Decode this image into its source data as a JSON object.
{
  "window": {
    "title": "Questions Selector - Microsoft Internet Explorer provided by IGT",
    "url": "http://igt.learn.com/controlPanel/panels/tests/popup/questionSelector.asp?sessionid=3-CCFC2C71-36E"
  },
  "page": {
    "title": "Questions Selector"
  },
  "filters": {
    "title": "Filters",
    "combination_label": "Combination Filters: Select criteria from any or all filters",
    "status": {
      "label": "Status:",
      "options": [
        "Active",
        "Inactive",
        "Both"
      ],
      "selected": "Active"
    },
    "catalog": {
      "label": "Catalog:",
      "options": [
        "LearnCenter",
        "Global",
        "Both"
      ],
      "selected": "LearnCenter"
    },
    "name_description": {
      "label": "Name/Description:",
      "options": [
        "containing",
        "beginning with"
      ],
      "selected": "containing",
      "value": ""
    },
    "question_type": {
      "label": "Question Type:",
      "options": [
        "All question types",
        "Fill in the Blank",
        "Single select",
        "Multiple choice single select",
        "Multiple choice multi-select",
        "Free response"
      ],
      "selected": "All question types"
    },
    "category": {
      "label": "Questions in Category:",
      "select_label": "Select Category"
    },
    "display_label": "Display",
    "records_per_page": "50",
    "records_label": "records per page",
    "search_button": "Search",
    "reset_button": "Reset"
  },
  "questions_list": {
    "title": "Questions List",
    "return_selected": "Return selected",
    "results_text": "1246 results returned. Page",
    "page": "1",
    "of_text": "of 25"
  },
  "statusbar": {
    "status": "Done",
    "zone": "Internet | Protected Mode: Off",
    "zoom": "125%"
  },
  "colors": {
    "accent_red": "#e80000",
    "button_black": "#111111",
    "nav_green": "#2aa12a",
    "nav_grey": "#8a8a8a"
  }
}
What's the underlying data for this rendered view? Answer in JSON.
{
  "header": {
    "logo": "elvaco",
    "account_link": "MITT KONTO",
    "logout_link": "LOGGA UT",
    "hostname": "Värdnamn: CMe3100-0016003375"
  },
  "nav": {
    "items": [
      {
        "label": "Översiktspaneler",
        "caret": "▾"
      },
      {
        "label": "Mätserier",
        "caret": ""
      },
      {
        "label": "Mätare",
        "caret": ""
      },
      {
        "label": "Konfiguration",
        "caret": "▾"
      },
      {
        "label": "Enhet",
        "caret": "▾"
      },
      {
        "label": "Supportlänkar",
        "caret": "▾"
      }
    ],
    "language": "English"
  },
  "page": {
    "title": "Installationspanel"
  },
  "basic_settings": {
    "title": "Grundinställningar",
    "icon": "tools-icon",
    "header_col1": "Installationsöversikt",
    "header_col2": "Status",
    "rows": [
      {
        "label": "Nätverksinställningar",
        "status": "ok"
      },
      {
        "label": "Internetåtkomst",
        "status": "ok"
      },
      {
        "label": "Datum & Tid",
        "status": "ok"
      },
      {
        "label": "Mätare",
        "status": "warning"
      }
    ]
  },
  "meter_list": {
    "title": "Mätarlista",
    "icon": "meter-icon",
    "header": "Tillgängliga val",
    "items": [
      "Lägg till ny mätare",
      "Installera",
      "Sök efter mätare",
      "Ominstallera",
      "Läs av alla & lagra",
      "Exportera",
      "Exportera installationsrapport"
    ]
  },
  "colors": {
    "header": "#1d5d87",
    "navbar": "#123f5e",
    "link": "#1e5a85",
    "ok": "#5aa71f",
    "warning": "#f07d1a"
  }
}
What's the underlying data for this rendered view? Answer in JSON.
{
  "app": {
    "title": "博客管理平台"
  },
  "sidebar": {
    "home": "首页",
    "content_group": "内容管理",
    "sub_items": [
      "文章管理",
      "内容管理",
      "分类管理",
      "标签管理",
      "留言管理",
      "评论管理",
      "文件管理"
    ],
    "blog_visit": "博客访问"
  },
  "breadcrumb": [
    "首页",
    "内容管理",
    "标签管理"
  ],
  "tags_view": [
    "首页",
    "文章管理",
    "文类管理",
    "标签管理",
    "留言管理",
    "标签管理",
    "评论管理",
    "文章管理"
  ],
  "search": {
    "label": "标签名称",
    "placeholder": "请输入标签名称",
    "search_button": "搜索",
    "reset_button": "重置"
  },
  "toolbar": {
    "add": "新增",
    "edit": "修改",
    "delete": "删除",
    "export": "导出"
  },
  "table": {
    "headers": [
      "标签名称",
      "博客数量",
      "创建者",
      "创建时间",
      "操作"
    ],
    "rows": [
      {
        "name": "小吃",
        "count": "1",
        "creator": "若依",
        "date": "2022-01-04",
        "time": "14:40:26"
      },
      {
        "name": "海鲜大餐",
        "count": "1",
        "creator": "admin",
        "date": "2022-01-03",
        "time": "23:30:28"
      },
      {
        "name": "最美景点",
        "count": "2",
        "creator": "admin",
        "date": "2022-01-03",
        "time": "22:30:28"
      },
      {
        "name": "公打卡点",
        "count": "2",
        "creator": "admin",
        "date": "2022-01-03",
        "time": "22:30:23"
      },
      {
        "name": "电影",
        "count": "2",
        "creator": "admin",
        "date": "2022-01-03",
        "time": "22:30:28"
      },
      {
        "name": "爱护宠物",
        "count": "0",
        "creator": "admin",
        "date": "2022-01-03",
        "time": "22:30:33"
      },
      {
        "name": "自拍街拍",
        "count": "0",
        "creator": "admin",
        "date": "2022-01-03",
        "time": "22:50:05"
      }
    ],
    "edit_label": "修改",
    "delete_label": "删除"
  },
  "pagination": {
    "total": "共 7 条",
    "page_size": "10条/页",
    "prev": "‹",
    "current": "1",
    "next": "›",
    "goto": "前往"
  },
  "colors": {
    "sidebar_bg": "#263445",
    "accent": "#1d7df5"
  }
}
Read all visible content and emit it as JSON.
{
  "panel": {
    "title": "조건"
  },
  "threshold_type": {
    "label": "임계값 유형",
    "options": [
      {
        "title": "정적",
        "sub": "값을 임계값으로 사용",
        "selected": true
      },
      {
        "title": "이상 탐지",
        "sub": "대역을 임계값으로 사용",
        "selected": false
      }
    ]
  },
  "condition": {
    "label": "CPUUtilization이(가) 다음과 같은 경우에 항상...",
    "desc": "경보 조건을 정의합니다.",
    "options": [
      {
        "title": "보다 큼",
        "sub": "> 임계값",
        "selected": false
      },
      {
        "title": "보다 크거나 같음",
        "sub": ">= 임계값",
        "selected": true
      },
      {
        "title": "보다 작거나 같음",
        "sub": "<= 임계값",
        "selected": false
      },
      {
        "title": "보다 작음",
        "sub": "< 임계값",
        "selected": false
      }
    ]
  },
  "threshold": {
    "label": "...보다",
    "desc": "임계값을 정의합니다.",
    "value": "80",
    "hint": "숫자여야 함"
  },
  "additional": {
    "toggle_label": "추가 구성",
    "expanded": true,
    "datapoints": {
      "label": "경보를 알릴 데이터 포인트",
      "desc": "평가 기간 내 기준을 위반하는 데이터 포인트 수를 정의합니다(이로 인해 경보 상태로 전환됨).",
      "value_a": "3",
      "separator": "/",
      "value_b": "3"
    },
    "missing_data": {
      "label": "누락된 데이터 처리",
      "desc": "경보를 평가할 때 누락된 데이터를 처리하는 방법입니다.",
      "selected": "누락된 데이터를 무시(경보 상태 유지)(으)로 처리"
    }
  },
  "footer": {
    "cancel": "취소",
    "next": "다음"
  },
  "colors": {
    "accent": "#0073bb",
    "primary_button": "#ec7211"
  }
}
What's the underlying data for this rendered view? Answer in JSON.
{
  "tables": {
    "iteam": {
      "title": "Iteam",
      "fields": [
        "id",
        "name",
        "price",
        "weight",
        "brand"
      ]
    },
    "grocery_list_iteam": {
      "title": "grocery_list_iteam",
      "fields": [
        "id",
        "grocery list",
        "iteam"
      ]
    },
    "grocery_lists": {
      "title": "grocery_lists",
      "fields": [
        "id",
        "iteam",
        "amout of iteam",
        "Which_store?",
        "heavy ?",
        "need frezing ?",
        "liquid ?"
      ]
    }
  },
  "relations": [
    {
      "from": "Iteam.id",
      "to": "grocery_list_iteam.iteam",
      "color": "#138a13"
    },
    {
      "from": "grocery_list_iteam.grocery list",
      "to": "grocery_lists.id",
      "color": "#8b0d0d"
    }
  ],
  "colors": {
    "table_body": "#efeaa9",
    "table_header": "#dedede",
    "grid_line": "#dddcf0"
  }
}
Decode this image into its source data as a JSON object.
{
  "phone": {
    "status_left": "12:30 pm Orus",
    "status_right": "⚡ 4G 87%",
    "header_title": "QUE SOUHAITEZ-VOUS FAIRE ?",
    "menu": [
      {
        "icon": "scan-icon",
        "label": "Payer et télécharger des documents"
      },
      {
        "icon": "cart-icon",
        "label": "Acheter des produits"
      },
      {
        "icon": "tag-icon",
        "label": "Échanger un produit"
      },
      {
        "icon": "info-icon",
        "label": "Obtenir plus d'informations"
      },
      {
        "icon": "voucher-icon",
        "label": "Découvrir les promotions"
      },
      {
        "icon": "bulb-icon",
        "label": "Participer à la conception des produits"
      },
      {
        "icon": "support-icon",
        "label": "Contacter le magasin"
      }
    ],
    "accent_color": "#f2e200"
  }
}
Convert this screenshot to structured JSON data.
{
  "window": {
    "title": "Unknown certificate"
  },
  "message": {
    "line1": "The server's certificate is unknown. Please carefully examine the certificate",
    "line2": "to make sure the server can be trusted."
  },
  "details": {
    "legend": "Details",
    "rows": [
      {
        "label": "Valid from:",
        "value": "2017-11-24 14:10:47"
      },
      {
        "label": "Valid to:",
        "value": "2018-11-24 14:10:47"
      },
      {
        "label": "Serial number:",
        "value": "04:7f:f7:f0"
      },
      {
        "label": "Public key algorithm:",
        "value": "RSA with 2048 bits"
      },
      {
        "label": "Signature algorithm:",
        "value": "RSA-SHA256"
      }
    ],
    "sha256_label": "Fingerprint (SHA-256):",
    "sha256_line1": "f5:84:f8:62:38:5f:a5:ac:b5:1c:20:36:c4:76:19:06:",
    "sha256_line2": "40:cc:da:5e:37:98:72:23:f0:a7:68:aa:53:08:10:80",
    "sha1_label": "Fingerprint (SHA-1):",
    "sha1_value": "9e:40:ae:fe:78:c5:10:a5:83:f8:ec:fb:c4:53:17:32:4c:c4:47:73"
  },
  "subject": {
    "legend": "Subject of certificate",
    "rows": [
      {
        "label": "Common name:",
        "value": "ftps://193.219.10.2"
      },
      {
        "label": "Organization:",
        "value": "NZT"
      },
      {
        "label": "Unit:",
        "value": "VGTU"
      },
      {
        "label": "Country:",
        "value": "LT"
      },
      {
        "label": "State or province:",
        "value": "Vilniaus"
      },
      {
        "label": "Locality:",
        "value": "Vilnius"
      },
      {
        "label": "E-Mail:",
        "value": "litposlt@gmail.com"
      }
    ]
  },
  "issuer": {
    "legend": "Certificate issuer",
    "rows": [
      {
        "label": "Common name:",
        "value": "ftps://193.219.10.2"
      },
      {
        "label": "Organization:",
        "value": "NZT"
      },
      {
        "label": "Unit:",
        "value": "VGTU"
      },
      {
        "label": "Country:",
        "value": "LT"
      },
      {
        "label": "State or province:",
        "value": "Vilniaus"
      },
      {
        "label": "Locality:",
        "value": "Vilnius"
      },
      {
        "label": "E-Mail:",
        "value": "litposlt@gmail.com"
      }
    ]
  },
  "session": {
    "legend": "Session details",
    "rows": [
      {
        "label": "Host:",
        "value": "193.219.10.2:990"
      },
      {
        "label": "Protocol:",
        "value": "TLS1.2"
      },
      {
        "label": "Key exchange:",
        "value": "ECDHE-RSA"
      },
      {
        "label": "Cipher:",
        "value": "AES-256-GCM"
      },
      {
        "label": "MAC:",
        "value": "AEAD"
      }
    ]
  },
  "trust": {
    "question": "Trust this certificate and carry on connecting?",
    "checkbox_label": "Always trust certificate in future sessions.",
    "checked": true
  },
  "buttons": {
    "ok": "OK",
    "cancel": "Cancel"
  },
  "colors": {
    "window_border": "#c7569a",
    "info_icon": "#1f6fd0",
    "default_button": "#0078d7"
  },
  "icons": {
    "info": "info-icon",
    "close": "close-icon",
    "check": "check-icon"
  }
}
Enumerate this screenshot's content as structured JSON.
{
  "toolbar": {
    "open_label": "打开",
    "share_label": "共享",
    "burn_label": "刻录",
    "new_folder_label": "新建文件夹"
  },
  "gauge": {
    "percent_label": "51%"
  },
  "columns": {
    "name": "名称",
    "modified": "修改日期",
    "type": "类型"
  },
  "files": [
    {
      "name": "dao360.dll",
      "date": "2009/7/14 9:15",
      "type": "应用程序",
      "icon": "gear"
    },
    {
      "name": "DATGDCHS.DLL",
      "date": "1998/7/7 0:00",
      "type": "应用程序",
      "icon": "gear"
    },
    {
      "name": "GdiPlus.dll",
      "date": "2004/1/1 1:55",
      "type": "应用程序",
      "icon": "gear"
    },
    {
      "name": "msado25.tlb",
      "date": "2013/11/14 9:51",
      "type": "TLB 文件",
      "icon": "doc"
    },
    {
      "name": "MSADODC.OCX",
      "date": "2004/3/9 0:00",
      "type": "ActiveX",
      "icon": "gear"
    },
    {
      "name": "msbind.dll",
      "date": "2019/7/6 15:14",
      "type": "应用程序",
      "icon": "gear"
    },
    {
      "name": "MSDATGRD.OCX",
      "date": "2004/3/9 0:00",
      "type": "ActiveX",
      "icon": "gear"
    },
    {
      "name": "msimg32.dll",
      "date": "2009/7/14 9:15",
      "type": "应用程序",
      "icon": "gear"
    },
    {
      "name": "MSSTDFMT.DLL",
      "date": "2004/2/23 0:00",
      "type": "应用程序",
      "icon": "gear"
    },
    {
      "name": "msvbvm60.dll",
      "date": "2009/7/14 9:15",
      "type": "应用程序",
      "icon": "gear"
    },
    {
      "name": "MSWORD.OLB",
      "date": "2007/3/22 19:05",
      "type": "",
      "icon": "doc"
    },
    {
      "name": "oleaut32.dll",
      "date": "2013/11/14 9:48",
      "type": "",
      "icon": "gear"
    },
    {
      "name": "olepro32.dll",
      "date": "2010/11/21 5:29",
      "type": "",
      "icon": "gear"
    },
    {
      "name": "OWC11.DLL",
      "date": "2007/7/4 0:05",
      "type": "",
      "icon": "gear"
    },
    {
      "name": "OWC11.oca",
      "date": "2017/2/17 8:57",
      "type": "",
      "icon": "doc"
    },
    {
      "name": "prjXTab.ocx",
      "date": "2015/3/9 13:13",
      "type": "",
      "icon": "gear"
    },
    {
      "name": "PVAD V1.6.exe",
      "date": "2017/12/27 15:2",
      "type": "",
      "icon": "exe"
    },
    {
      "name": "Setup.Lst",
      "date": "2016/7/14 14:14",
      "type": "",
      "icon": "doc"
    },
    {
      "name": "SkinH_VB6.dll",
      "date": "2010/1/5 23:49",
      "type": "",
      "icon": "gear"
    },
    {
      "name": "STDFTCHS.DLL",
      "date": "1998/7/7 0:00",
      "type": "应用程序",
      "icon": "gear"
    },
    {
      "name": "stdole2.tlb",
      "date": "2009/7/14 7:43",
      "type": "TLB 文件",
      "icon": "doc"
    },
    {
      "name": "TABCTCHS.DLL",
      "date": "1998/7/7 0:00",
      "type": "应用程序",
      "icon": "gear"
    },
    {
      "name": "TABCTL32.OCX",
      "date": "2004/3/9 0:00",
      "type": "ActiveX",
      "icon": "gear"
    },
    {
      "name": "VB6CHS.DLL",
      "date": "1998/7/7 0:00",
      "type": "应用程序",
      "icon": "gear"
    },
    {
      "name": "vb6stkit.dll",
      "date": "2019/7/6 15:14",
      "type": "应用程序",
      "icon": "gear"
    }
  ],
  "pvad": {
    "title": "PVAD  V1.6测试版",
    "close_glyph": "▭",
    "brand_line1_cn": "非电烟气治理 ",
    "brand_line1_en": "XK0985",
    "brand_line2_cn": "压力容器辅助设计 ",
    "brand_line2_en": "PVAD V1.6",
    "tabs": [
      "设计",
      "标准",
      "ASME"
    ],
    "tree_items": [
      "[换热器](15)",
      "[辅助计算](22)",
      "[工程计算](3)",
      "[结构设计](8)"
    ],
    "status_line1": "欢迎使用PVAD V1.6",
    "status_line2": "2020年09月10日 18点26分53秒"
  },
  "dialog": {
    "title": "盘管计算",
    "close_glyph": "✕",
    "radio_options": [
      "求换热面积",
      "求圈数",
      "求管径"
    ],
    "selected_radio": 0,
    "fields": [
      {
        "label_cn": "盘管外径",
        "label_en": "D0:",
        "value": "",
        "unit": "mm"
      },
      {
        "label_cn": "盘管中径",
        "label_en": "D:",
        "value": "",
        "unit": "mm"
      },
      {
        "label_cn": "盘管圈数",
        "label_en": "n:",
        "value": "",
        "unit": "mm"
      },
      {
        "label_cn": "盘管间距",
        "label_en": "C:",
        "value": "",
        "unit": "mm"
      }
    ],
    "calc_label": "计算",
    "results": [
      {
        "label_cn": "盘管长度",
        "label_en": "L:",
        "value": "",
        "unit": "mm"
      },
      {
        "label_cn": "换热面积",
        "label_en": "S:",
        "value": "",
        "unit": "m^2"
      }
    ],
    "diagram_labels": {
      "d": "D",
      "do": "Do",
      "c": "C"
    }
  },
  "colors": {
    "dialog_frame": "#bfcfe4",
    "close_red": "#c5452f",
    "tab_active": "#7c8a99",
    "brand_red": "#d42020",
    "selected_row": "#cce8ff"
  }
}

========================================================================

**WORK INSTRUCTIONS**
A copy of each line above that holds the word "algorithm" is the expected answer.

**RESULT OF THIS EXERCISE**
        "label": "Public key algorithm:",
        "label": "Signature algorithm:",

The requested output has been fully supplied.